(To do): Your task is to write out every line of the data exactly. Drop the pictures.

(Website and app data records)
□ □ □
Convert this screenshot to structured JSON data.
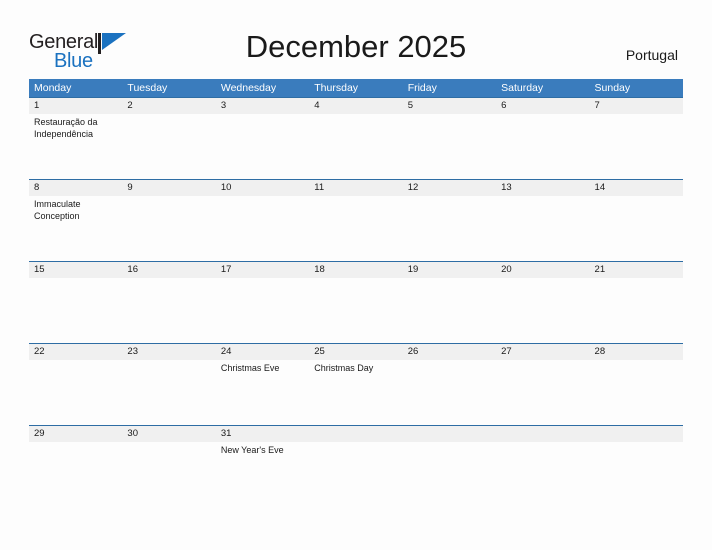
{
  "brand": {
    "name_part1": "General",
    "name_part2": "Blue",
    "flag_icon": "flag-triangle-icon",
    "accent_color": "#1b72c0"
  },
  "header": {
    "title": "December 2025",
    "country": "Portugal"
  },
  "theme": {
    "header_blue": "#3a7cbd",
    "rule_blue": "#2e6da4",
    "date_band_gray": "#f0f0f0",
    "page_background": "#fdfdfd"
  },
  "calendar": {
    "weekday_headers": [
      "Monday",
      "Tuesday",
      "Wednesday",
      "Thursday",
      "Friday",
      "Saturday",
      "Sunday"
    ],
    "weeks": [
      {
        "dates": [
          "1",
          "2",
          "3",
          "4",
          "5",
          "6",
          "7"
        ],
        "events": [
          "Restauração da Independência",
          "",
          "",
          "",
          "",
          "",
          ""
        ]
      },
      {
        "dates": [
          "8",
          "9",
          "10",
          "11",
          "12",
          "13",
          "14"
        ],
        "events": [
          "Immaculate Conception",
          "",
          "",
          "",
          "",
          "",
          ""
        ]
      },
      {
        "dates": [
          "15",
          "16",
          "17",
          "18",
          "19",
          "20",
          "21"
        ],
        "events": [
          "",
          "",
          "",
          "",
          "",
          "",
          ""
        ]
      },
      {
        "dates": [
          "22",
          "23",
          "24",
          "25",
          "26",
          "27",
          "28"
        ],
        "events": [
          "",
          "",
          "Christmas Eve",
          "Christmas Day",
          "",
          "",
          ""
        ]
      },
      {
        "dates": [
          "29",
          "30",
          "31",
          "",
          "",
          "",
          ""
        ],
        "events": [
          "",
          "",
          "New Year's Eve",
          "",
          "",
          "",
          ""
        ]
      }
    ]
  }
}
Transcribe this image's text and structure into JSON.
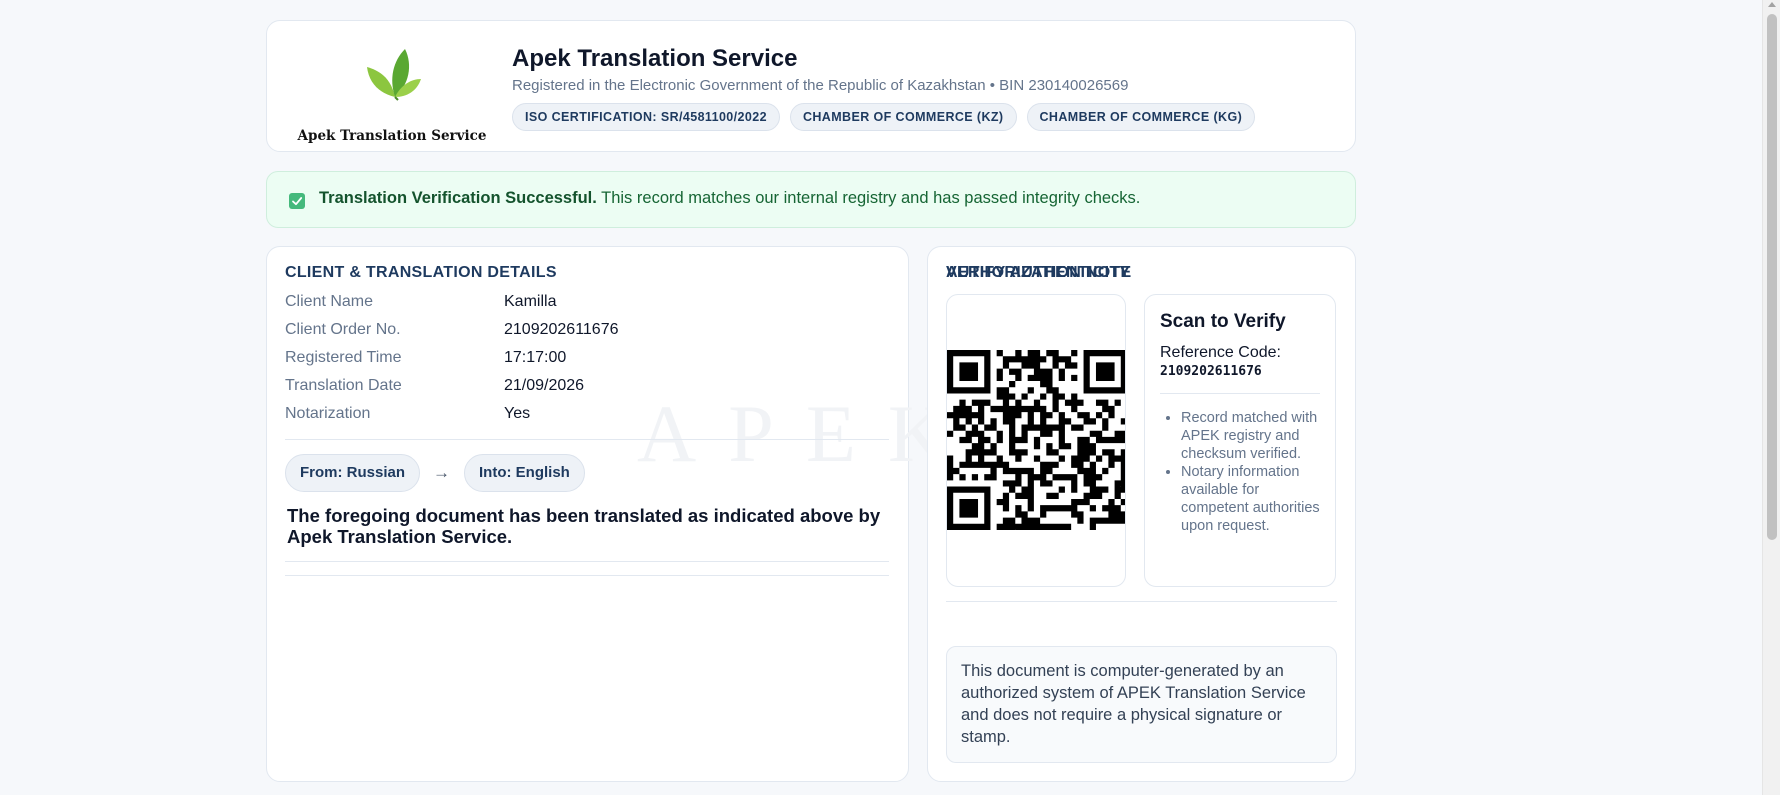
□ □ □
(Task solution):
Convert this screenshot to structured JSON data.
{
  "brand": {
    "name_part1": "General",
    "name_part2": "Blue",
    "flag_icon": "flag-triangle-icon",
    "accent_color": "#1b72c0"
  },
  "header": {
    "title": "December 2025",
    "country": "Portugal"
  },
  "theme": {
    "header_blue": "#3a7cbd",
    "rule_blue": "#2e6da4",
    "date_band_gray": "#f0f0f0",
    "page_background": "#fdfdfd"
  },
  "calendar": {
    "weekday_headers": [
      "Monday",
      "Tuesday",
      "Wednesday",
      "Thursday",
      "Friday",
      "Saturday",
      "Sunday"
    ],
    "weeks": [
      {
        "dates": [
          "1",
          "2",
          "3",
          "4",
          "5",
          "6",
          "7"
        ],
        "events": [
          "Restauração da Independência",
          "",
          "",
          "",
          "",
          "",
          ""
        ]
      },
      {
        "dates": [
          "8",
          "9",
          "10",
          "11",
          "12",
          "13",
          "14"
        ],
        "events": [
          "Immaculate Conception",
          "",
          "",
          "",
          "",
          "",
          ""
        ]
      },
      {
        "dates": [
          "15",
          "16",
          "17",
          "18",
          "19",
          "20",
          "21"
        ],
        "events": [
          "",
          "",
          "",
          "",
          "",
          "",
          ""
        ]
      },
      {
        "dates": [
          "22",
          "23",
          "24",
          "25",
          "26",
          "27",
          "28"
        ],
        "events": [
          "",
          "",
          "Christmas Eve",
          "Christmas Day",
          "",
          "",
          ""
        ]
      },
      {
        "dates": [
          "29",
          "30",
          "31",
          "",
          "",
          "",
          ""
        ],
        "events": [
          "",
          "",
          "New Year's Eve",
          "",
          "",
          "",
          ""
        ]
      }
    ]
  }
}
Transcribe this image's text and structure into JSON.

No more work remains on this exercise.